If the California legislature won’t give up control [of CAISO’s governance], well then you’re having a peer-to-peer discussion and that goes to FERC. So the point is, if [CAISO] won’t change its price formation, then the entities outside will say, ‘We got together and we decided we’re going to price ramping this way, and we’re going to price hydro this way,’ and then you have to make those interact at the border. And so when we’re selling to you, you’ll pay our price, and when you’re selling to us, we’ll pay your price, and that’s interregional coordination.
The whole point is that market-to-market coordination creates huge efficiencies. In fact, you’d have higher levels of trade than you would with the EIM, because EIM is individual, so if one person creates a constraint on another person’s system, you have to stop. If you combine them together and say we’ll manage constraints together, we’ll have more throughput. So the whole notion out here that they have to make this choice between EIM or not is just fiction.
I hope they’ll go back and think about this notion of participating as a team or a group, banding together and then participating in the EIM, and then you can have a conversation about, ‘Well it doesn’t matter what California says about price formation, we have an opinion too. And if there’s a conflict, we’ll resolve it at FERC.’ And I know that scares some people, but my point is, who [is CAISO] going to trade with?
So it would be something like a joint operating agreement? That would be the relationship?
Yeah, it’s a market-to-market coordination joint operating agreement. There would be an agreement approved by FERC. This is not unheard of. This is the way everybody else does it. We have them with New York, MISO, [the Tennessee Valley Authority], with Duke [Energy], so it’s pretty standard.
I’ve talked with some in the Northwest who say the idea of applying the standard market design is outdated and not really applicable to the region. What do you think about that?
This is key: The market design has to adapt to the region, not the region to the design.
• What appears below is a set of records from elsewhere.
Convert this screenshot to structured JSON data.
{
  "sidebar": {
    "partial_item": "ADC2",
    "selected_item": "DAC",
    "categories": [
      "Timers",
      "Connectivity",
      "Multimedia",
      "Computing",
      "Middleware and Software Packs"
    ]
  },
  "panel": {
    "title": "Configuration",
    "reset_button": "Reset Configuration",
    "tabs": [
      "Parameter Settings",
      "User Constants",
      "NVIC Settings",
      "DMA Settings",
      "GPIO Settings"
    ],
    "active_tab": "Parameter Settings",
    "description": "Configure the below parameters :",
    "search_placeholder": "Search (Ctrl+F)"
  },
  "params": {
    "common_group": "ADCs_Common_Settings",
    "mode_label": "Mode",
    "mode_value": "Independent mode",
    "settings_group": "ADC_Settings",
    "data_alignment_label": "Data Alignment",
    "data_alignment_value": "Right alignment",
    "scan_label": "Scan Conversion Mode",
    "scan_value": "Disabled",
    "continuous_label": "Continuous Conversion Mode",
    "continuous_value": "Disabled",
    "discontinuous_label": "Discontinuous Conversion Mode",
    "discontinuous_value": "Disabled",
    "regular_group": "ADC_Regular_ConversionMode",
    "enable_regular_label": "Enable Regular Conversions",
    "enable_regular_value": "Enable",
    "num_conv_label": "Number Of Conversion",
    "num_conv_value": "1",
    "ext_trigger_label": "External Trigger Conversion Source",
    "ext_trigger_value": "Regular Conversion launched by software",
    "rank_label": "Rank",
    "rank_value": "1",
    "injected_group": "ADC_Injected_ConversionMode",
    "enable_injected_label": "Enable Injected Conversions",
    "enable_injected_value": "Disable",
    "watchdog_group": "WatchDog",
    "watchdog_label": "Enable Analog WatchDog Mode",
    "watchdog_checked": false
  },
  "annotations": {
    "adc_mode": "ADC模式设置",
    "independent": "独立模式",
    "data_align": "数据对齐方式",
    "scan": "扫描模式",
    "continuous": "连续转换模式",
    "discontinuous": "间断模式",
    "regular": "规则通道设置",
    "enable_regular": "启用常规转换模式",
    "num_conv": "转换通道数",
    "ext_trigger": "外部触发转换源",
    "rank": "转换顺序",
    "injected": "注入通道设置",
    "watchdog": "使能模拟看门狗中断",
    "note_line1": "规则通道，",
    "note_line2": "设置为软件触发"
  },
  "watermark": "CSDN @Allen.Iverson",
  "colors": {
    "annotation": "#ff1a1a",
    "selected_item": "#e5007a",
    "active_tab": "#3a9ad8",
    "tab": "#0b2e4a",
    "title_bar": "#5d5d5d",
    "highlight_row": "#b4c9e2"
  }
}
So the whole mindset back in the day that you have a standard market design and we have to adapt to it was never going to work. In fact, we don’t even have that. There’s differences between MISO’s design and PJM’s design because of the regional structure.
But for the West, we’re not saying you have to take our design. Now there’s stuff we’ve learned where every place in the world there are certain key things — like economic dispatch — that are always going to work. But as far as hydro coordination out here, it’s a huge deal, so the market side has to adapt and let hydro coordination be a primary design criteria.
Is there a timeline you’re operating on in the West?
No, it really depends on the folks here. There originally was a timeline because Peak had a certain burn and had to have an answer by a certain date. But once Peak and PJM dissolved their relationship, there’s no timeline on our side. It’s what the region wants. And this is why we considerably slowed down and we’re talking to people at a more casual pace. My opinion is, the quicker the better for them.